We authors are always a wee bit terrified to read reviews of our books, so it was with great relief that I read this review of my second book from Kirkus, which includes these lovely lines:

“Magras deftly balances introspection and action as Drest proves herself willing to risk everything—and the result will leave readers cheering. Fair-minded men and strong women in unusual roles make this a standout among quest tales for middle graders.”

Read the full review here.

Gender Empowerment and Risks: A Conversation Between Diane Magras and Laura Shovan

The ranks of strong girls in middle grade fiction is growing. (Thank goodness for that!) These girls come in all forms: tough, spunky, wild—and occasionally soft and gentle but with a core of steel.

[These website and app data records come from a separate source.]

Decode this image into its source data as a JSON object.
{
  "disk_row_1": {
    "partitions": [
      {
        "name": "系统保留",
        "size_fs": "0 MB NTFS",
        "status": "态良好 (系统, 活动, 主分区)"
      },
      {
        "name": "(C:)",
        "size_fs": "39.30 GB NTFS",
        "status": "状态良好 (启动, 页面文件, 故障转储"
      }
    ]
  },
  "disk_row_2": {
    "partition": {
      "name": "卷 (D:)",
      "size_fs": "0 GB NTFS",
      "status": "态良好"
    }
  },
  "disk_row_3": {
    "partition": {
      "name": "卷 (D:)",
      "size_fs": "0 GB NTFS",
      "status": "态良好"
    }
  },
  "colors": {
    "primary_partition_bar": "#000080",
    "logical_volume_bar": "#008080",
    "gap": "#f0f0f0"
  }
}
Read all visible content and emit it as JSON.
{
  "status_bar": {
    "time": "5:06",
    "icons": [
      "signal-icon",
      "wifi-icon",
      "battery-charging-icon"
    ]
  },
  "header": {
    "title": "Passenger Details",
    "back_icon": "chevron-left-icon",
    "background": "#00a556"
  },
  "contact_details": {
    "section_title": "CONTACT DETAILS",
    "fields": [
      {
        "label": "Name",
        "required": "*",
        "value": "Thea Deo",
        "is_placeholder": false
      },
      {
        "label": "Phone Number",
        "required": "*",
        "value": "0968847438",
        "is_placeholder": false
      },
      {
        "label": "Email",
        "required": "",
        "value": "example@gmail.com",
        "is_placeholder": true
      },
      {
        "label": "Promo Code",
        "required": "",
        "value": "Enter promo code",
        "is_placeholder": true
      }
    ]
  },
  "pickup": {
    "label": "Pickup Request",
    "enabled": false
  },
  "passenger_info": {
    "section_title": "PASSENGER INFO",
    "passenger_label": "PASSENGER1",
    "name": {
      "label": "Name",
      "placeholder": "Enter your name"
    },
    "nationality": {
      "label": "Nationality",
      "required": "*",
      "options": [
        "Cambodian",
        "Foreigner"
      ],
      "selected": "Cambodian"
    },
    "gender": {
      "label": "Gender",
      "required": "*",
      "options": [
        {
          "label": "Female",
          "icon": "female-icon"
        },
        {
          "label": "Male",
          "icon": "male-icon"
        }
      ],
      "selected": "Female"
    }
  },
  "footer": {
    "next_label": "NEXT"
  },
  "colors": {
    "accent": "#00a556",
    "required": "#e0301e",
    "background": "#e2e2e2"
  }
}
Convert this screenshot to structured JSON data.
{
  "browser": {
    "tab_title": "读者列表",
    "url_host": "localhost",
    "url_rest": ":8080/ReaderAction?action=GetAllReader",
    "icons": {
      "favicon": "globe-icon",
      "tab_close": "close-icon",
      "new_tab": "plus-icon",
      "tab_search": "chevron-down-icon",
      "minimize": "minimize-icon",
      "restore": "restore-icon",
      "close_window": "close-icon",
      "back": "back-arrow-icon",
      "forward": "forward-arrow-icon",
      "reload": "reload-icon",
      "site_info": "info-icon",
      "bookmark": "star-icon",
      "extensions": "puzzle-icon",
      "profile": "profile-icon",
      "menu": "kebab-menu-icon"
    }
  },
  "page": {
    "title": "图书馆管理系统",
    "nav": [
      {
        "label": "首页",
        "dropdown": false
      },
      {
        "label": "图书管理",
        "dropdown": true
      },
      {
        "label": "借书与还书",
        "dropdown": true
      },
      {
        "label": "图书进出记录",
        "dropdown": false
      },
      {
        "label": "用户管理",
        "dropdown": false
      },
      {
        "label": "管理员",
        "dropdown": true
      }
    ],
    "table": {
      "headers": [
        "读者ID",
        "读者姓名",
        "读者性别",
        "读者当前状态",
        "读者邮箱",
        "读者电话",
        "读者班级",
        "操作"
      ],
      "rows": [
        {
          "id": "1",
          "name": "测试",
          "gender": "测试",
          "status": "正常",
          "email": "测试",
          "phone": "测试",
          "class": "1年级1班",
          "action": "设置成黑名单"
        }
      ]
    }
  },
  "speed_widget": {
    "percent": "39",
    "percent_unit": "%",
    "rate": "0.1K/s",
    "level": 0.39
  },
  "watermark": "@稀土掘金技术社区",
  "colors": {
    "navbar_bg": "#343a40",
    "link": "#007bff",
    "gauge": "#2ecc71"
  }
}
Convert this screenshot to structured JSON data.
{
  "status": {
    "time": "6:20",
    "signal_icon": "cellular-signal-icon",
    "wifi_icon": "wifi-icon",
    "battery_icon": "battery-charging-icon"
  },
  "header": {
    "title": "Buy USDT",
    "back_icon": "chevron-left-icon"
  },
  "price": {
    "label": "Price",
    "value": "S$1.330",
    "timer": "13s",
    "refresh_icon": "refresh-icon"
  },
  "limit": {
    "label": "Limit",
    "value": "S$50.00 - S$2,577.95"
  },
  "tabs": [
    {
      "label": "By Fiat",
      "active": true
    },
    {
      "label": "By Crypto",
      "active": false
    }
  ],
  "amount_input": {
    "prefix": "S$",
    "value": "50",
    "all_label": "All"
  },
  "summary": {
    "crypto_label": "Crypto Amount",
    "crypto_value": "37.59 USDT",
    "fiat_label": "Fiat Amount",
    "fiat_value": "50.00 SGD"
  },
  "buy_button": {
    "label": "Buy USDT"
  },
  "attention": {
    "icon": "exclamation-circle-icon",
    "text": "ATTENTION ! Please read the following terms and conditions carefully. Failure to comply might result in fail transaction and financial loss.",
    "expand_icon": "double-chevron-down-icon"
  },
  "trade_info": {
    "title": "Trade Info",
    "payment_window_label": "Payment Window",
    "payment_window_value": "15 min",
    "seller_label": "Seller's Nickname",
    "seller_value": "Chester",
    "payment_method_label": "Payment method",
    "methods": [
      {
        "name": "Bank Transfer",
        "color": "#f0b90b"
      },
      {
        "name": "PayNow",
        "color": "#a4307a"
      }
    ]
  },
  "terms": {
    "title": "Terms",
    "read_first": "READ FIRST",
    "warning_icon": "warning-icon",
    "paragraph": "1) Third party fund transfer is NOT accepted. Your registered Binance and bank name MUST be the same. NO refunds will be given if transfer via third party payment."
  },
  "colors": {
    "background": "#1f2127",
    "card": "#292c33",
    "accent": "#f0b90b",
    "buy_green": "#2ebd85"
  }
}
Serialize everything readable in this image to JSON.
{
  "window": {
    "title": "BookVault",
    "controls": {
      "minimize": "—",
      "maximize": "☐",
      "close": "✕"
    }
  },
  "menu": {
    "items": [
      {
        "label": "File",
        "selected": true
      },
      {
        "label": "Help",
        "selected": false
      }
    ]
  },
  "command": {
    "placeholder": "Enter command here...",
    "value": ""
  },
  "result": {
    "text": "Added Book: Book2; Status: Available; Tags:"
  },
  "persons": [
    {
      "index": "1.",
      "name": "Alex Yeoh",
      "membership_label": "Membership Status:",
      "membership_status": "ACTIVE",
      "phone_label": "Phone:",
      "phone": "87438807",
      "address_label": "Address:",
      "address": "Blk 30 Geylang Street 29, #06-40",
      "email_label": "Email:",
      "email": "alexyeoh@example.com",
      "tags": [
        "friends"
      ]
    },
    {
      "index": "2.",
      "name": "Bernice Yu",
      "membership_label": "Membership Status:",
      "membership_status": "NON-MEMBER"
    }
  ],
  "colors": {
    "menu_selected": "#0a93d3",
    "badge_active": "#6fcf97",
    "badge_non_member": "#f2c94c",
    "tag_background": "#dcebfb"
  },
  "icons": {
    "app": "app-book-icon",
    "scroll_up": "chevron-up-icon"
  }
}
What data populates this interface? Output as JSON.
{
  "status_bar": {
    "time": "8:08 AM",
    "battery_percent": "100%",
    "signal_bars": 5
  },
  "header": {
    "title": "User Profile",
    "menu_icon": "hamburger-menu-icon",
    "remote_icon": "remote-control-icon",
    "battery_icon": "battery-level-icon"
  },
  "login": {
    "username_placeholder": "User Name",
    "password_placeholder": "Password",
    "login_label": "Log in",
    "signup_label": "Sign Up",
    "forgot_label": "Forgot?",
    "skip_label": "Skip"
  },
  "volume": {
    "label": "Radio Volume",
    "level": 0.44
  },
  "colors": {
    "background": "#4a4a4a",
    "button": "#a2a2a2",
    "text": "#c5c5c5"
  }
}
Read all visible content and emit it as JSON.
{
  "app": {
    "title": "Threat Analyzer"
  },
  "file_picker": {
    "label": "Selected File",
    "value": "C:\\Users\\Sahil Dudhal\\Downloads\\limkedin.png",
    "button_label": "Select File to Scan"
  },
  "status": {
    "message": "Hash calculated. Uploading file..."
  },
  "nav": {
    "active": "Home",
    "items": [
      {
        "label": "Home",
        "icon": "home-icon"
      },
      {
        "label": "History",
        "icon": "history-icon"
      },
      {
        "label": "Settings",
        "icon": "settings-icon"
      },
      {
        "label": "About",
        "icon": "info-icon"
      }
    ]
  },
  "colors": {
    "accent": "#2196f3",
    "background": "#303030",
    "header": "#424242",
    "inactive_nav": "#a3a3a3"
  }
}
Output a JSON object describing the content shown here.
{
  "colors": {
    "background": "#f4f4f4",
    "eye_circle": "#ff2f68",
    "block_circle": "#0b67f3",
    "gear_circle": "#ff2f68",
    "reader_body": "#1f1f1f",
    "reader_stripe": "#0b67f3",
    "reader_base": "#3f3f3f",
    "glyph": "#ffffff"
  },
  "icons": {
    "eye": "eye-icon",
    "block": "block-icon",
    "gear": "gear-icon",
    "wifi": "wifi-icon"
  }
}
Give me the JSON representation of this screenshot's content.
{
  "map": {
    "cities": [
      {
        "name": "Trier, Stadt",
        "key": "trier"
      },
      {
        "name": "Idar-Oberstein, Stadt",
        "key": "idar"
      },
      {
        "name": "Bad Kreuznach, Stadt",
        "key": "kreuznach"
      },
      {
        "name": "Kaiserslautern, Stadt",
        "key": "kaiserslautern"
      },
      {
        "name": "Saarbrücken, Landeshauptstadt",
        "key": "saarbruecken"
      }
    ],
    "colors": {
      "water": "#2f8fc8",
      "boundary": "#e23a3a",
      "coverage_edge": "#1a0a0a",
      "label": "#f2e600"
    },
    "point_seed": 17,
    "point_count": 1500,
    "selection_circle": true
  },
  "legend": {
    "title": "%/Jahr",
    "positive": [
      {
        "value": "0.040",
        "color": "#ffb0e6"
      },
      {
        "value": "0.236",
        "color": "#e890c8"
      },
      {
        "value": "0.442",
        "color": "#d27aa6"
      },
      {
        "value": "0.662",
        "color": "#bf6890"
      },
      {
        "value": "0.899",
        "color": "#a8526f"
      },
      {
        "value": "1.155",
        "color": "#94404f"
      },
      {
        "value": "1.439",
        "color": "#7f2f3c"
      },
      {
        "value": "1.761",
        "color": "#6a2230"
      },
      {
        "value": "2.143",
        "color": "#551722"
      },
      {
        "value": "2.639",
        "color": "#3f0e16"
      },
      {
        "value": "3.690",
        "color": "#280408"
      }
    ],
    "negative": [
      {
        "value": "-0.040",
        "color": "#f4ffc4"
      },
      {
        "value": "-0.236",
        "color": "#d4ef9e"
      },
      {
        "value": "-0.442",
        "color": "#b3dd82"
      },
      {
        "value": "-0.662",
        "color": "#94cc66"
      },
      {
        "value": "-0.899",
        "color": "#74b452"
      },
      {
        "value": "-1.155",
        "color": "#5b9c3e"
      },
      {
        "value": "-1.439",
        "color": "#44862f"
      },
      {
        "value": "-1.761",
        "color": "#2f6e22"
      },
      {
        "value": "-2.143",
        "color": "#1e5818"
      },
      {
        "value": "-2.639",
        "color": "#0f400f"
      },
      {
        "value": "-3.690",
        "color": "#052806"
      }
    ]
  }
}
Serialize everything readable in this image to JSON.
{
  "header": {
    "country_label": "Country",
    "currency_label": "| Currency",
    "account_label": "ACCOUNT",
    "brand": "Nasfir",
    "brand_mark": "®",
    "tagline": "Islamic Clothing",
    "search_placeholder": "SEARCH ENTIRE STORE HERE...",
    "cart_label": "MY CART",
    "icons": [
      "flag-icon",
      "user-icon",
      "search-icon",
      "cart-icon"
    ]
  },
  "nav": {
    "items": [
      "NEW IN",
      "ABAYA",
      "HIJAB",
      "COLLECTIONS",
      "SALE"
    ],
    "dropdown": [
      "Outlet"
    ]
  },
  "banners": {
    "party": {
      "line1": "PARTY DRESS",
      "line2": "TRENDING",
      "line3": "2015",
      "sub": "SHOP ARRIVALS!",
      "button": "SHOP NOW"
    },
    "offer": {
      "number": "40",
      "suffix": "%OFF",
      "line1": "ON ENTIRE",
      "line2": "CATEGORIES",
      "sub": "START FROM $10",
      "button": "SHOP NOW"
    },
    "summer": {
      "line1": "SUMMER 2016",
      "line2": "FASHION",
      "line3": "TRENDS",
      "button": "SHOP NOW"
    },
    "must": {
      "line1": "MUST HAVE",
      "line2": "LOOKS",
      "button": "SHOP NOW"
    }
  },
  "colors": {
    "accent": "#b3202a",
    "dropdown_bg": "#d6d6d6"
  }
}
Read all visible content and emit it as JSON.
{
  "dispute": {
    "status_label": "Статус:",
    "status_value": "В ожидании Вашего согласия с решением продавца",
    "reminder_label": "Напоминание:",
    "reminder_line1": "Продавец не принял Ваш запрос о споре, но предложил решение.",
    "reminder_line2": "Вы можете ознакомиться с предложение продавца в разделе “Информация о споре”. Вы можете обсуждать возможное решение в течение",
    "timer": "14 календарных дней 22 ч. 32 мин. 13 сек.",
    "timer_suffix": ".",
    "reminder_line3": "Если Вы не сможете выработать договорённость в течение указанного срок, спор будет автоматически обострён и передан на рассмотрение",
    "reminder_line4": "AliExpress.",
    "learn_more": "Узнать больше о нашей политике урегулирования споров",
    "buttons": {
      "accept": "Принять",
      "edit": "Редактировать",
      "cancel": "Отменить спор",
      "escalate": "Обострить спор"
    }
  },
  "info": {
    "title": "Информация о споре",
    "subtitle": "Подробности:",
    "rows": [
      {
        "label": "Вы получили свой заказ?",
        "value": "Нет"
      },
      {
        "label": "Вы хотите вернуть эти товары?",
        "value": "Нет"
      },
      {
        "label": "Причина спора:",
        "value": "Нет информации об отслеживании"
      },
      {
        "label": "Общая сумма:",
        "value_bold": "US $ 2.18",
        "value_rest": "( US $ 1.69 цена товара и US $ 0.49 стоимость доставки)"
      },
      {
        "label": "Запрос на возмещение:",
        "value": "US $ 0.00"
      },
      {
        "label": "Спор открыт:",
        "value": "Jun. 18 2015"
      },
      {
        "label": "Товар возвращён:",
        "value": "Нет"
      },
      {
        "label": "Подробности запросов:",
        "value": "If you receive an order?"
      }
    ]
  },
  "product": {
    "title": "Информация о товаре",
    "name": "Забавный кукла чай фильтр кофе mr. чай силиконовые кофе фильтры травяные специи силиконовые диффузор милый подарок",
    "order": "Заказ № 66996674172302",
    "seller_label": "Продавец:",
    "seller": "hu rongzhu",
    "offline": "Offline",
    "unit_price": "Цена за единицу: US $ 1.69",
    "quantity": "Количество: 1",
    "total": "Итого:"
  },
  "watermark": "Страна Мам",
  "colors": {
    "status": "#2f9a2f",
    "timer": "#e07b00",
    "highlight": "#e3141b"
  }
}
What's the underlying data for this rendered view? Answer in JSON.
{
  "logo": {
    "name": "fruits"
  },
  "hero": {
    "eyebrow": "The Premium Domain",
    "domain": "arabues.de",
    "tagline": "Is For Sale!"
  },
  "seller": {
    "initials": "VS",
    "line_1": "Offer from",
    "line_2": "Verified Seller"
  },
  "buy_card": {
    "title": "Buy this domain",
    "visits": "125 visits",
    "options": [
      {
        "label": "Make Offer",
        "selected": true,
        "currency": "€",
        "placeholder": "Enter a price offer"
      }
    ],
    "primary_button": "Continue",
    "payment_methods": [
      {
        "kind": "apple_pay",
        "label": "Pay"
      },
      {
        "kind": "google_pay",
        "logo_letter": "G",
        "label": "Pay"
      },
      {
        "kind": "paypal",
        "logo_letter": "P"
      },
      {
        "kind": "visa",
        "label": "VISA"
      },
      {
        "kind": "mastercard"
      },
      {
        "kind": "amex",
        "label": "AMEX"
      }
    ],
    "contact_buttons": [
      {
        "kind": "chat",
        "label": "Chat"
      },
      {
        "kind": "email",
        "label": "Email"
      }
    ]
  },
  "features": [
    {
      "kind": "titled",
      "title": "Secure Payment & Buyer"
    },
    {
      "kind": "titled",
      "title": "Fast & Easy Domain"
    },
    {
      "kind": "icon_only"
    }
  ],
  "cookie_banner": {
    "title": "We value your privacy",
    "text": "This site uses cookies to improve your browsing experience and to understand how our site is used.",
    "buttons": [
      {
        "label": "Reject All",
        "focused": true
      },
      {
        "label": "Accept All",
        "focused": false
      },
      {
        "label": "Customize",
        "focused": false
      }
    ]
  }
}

They’re fantastic models for girls (and boys) to see diversity in how girls are represented. And often, these days, they have male sidekicks who play the time-honored role of helper. It’s a nice transposition of gender roles in books. And I applaud that.

But I applaud even more books where the boys who are helping out the girls and taking risks to do so. These books are models that the world needs to see: It’s important for boys and men to back up girls and women and hear their voices, especially when the easier choice would be to turn away and pretend they never saw or heard what’s happening.

If readers of this post have read The Mad Wolf’s Daughter, my debut novel, you may have noticed that Emerick and Tig (my two primary male characters) listen to, support, and rely on Drest (my female protagonist). Her brothers and father also believe in her unquestioningly; hers is a world where she knows her voice matters. And Emerick and Tig risk much to follow her, in the end their very lives.

I was delighted when I read Laura Shovan’s newest book Takedown to find some of these themes as well. The risks Lev takes to support Mikayla’s wrestling show how hard it can be in today’s world for a boy to support a girl, and indeed, he doesn’t at first. But the way he does, and his final acts of support, are magnificent. Part of this book is about finding yourself and having the courage to be yourself, but also the courage to stand up for someone else.

Read More…

(This article was posted on on December 1, 2018.)


Dystopian books explore what might happen to our world when something fundamental is different from what we know. Often, it’s society-based, though sometimes technology is part of it. These are books that start with a “What if” world tangled into our own. We see aspects of life we recognize, but something feels off or wrong or just plain disturbing. And it’s the main character’s role to figure out how to survive, or escape.

When I first read Melanie Sumrow’s middle grade debut The Prophet Calls, I knew it was based in the real world, and what is no doubt a very real world for certain populations in the United States. But this book felt dystopian to me. I’ve known people from religions akin to, but fortunately not as restrictive, as the one that dominates this narrative, and I’ve read of the religions that keep similar tight bonds on their women and girls, but never explored the story of one of those girls.

Read More…

(This review was posted on on November 29, 2018.)